▶ **AIM OF THE EXERCISE**: The records that follow must be printed exactly as they are.

─── INFORMATION SUPPLIED ───

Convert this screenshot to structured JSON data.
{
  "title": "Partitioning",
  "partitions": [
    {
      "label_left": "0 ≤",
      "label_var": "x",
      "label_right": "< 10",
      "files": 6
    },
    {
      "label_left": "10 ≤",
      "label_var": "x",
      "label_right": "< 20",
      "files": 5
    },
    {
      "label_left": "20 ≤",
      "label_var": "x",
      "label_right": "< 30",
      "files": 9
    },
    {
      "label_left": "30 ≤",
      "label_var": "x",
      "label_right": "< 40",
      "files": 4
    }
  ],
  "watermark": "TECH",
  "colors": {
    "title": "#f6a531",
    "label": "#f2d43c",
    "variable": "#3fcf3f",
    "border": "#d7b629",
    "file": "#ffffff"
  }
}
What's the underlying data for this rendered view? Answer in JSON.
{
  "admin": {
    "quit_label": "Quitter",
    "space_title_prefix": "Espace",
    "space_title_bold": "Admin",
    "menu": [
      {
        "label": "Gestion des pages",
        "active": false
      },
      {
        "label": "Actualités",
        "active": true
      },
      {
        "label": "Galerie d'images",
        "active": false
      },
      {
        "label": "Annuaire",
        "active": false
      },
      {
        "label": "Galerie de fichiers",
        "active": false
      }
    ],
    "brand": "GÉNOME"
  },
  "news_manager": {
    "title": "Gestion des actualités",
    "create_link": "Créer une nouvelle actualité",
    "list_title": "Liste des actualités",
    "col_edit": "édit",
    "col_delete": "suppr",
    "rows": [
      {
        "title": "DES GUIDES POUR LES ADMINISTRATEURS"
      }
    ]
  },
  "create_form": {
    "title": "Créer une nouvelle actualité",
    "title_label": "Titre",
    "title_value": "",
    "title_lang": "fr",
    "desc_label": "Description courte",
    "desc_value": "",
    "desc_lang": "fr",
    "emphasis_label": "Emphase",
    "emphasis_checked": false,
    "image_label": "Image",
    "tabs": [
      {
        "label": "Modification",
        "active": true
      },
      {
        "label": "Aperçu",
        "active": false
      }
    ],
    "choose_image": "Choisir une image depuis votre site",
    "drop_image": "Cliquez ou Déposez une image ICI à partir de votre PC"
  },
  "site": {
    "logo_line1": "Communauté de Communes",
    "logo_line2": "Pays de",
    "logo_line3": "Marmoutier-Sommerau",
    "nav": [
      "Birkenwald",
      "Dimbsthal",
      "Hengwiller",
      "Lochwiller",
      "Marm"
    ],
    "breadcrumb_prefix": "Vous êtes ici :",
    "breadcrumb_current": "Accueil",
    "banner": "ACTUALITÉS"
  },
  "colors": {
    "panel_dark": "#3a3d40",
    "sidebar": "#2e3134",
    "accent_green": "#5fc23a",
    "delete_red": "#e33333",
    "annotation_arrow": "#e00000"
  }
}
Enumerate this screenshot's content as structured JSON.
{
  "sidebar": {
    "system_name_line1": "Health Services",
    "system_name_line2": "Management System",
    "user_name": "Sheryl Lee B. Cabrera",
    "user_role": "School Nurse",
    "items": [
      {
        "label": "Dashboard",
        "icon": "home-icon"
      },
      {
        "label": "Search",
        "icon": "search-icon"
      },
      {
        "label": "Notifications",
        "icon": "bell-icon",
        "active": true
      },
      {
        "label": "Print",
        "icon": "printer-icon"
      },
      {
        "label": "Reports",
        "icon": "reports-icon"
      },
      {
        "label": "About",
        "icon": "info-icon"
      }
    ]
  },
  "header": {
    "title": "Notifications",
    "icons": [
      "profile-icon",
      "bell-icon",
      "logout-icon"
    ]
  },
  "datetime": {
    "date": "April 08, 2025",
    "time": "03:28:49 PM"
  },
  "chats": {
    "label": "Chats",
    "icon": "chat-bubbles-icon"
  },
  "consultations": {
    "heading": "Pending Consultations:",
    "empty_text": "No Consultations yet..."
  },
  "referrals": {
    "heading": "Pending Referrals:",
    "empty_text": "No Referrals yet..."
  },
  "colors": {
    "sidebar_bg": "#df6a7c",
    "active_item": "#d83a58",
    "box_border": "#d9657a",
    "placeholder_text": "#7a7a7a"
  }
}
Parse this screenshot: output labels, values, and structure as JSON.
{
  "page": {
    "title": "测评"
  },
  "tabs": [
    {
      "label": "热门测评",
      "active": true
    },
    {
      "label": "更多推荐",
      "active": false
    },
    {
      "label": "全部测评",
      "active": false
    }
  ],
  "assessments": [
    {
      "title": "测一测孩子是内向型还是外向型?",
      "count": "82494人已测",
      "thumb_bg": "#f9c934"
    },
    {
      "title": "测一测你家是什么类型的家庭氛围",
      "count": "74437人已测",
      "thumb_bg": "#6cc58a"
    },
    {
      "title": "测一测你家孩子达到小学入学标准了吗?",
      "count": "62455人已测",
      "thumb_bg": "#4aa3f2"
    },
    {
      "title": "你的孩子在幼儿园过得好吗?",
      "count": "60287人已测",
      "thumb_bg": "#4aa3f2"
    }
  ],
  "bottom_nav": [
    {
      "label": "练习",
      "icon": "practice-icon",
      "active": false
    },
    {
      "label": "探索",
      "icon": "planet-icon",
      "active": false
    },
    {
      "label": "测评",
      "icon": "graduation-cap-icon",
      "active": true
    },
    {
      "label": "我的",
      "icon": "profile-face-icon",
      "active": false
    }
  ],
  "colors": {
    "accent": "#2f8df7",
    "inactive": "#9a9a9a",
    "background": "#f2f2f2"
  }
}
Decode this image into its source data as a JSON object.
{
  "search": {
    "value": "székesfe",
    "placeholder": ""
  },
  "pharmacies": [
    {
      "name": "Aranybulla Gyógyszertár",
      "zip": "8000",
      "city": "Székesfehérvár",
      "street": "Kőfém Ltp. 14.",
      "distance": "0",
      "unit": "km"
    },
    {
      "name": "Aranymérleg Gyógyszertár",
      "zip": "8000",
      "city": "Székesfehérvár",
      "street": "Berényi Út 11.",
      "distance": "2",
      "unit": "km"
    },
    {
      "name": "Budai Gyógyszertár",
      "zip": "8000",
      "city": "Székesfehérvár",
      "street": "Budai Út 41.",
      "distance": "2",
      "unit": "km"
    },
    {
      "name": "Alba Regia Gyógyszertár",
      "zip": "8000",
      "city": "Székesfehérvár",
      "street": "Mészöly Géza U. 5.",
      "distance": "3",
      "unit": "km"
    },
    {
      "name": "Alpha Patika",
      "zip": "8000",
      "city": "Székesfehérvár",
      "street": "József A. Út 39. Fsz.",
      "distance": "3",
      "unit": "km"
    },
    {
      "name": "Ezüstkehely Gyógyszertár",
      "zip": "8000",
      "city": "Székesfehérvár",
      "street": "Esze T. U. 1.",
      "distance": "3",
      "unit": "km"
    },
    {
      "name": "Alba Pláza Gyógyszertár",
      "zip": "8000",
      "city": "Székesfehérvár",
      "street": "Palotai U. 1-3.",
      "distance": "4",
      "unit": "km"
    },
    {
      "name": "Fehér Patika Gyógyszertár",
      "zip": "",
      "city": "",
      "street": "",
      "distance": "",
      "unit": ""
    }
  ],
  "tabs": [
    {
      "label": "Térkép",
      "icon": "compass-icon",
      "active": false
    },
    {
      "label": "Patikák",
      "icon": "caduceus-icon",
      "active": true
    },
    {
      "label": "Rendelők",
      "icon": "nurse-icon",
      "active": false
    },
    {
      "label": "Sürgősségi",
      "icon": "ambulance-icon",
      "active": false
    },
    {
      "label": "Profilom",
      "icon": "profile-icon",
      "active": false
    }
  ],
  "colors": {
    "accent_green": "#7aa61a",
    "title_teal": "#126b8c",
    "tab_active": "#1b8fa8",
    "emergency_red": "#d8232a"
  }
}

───

▶ **TASK OUTPUT**:
Convert this screenshot to structured JSON data.
{
  "title": "Partitioning",
  "partitions": [
    {
      "label_left": "0 ≤",
      "label_var": "x",
      "label_right": "< 10",
      "files": 6
    },
    {
      "label_left": "10 ≤",
      "label_var": "x",
      "label_right": "< 20",
      "files": 5
    },
    {
      "label_left": "20 ≤",
      "label_var": "x",
      "label_right": "< 30",
      "files": 9
    },
    {
      "label_left": "30 ≤",
      "label_var": "x",
      "label_right": "< 40",
      "files": 4
    }
  ],
  "watermark": "TECH",
  "colors": {
    "title": "#f6a531",
    "label": "#f2d43c",
    "variable": "#3fcf3f",
    "border": "#d7b629",
    "file": "#ffffff"
  }
}
What's the underlying data for this rendered view? Answer in JSON.
{
  "admin": {
    "quit_label": "Quitter",
    "space_title_prefix": "Espace",
    "space_title_bold": "Admin",
    "menu": [
      {
        "label": "Gestion des pages",
        "active": false
      },
      {
        "label": "Actualités",
        "active": true
      },
      {
        "label": "Galerie d'images",
        "active": false
      },
      {
        "label": "Annuaire",
        "active": false
      },
      {
        "label": "Galerie de fichiers",
        "active": false
      }
    ],
    "brand": "GÉNOME"
  },
  "news_manager": {
    "title": "Gestion des actualités",
    "create_link": "Créer une nouvelle actualité",
    "list_title": "Liste des actualités",
    "col_edit": "édit",
    "col_delete": "suppr",
    "rows": [
      {
        "title": "DES GUIDES POUR LES ADMINISTRATEURS"
      }
    ]
  },
  "create_form": {
    "title": "Créer une nouvelle actualité",
    "title_label": "Titre",
    "title_value": "",
    "title_lang": "fr",
    "desc_label": "Description courte",
    "desc_value": "",
    "desc_lang": "fr",
    "emphasis_label": "Emphase",
    "emphasis_checked": false,
    "image_label": "Image",
    "tabs": [
      {
        "label": "Modification",
        "active": true
      },
      {
        "label": "Aperçu",
        "active": false
      }
    ],
    "choose_image": "Choisir une image depuis votre site",
    "drop_image": "Cliquez ou Déposez une image ICI à partir de votre PC"
  },
  "site": {
    "logo_line1": "Communauté de Communes",
    "logo_line2": "Pays de",
    "logo_line3": "Marmoutier-Sommerau",
    "nav": [
      "Birkenwald",
      "Dimbsthal",
      "Hengwiller",
      "Lochwiller",
      "Marm"
    ],
    "breadcrumb_prefix": "Vous êtes ici :",
    "breadcrumb_current": "Accueil",
    "banner": "ACTUALITÉS"
  },
  "colors": {
    "panel_dark": "#3a3d40",
    "sidebar": "#2e3134",
    "accent_green": "#5fc23a",
    "delete_red": "#e33333",
    "annotation_arrow": "#e00000"
  }
}
Enumerate this screenshot's content as structured JSON.
{
  "sidebar": {
    "system_name_line1": "Health Services",
    "system_name_line2": "Management System",
    "user_name": "Sheryl Lee B. Cabrera",
    "user_role": "School Nurse",
    "items": [
      {
        "label": "Dashboard",
        "icon": "home-icon"
      },
      {
        "label": "Search",
        "icon": "search-icon"
      },
      {
        "label": "Notifications",
        "icon": "bell-icon",
        "active": true
      },
      {
        "label": "Print",
        "icon": "printer-icon"
      },
      {
        "label": "Reports",
        "icon": "reports-icon"
      },
      {
        "label": "About",
        "icon": "info-icon"
      }
    ]
  },
  "header": {
    "title": "Notifications",
    "icons": [
      "profile-icon",
      "bell-icon",
      "logout-icon"
    ]
  },
  "datetime": {
    "date": "April 08, 2025",
    "time": "03:28:49 PM"
  },
  "chats": {
    "label": "Chats",
    "icon": "chat-bubbles-icon"
  },
  "consultations": {
    "heading": "Pending Consultations:",
    "empty_text": "No Consultations yet..."
  },
  "referrals": {
    "heading": "Pending Referrals:",
    "empty_text": "No Referrals yet..."
  },
  "colors": {
    "sidebar_bg": "#df6a7c",
    "active_item": "#d83a58",
    "box_border": "#d9657a",
    "placeholder_text": "#7a7a7a"
  }
}
Parse this screenshot: output labels, values, and structure as JSON.
{
  "page": {
    "title": "测评"
  },
  "tabs": [
    {
      "label": "热门测评",
      "active": true
    },
    {
      "label": "更多推荐",
      "active": false
    },
    {
      "label": "全部测评",
      "active": false
    }
  ],
  "assessments": [
    {
      "title": "测一测孩子是内向型还是外向型?",
      "count": "82494人已测",
      "thumb_bg": "#f9c934"
    },
    {
      "title": "测一测你家是什么类型的家庭氛围",
      "count": "74437人已测",
      "thumb_bg": "#6cc58a"
    },
    {
      "title": "测一测你家孩子达到小学入学标准了吗?",
      "count": "62455人已测",
      "thumb_bg": "#4aa3f2"
    },
    {
      "title": "你的孩子在幼儿园过得好吗?",
      "count": "60287人已测",
      "thumb_bg": "#4aa3f2"
    }
  ],
  "bottom_nav": [
    {
      "label": "练习",
      "icon": "practice-icon",
      "active": false
    },
    {
      "label": "探索",
      "icon": "planet-icon",
      "active": false
    },
    {
      "label": "测评",
      "icon": "graduation-cap-icon",
      "active": true
    },
    {
      "label": "我的",
      "icon": "profile-face-icon",
      "active": false
    }
  ],
  "colors": {
    "accent": "#2f8df7",
    "inactive": "#9a9a9a",
    "background": "#f2f2f2"
  }
}
Decode this image into its source data as a JSON object.
{
  "search": {
    "value": "székesfe",
    "placeholder": ""
  },
  "pharmacies": [
    {
      "name": "Aranybulla Gyógyszertár",
      "zip": "8000",
      "city": "Székesfehérvár",
      "street": "Kőfém Ltp. 14.",
      "distance": "0",
      "unit": "km"
    },
    {
      "name": "Aranymérleg Gyógyszertár",
      "zip": "8000",
      "city": "Székesfehérvár",
      "street": "Berényi Út 11.",
      "distance": "2",
      "unit": "km"
    },
    {
      "name": "Budai Gyógyszertár",
      "zip": "8000",
      "city": "Székesfehérvár",
      "street": "Budai Út 41.",
      "distance": "2",
      "unit": "km"
    },
    {
      "name": "Alba Regia Gyógyszertár",
      "zip": "8000",
      "city": "Székesfehérvár",
      "street": "Mészöly Géza U. 5.",
      "distance": "3",
      "unit": "km"
    },
    {
      "name": "Alpha Patika",
      "zip": "8000",
      "city": "Székesfehérvár",
      "street": "József A. Út 39. Fsz.",
      "distance": "3",
      "unit": "km"
    },
    {
      "name": "Ezüstkehely Gyógyszertár",
      "zip": "8000",
      "city": "Székesfehérvár",
      "street": "Esze T. U. 1.",
      "distance": "3",
      "unit": "km"
    },
    {
      "name": "Alba Pláza Gyógyszertár",
      "zip": "8000",
      "city": "Székesfehérvár",
      "street": "Palotai U. 1-3.",
      "distance": "4",
      "unit": "km"
    },
    {
      "name": "Fehér Patika Gyógyszertár",
      "zip": "",
      "city": "",
      "street": "",
      "distance": "",
      "unit": ""
    }
  ],
  "tabs": [
    {
      "label": "Térkép",
      "icon": "compass-icon",
      "active": false
    },
    {
      "label": "Patikák",
      "icon": "caduceus-icon",
      "active": true
    },
    {
      "label": "Rendelők",
      "icon": "nurse-icon",
      "active": false
    },
    {
      "label": "Sürgősségi",
      "icon": "ambulance-icon",
      "active": false
    },
    {
      "label": "Profilom",
      "icon": "profile-icon",
      "active": false
    }
  ],
  "colors": {
    "accent_green": "#7aa61a",
    "title_teal": "#126b8c",
    "tab_active": "#1b8fa8",
    "emergency_red": "#d8232a"
  }
}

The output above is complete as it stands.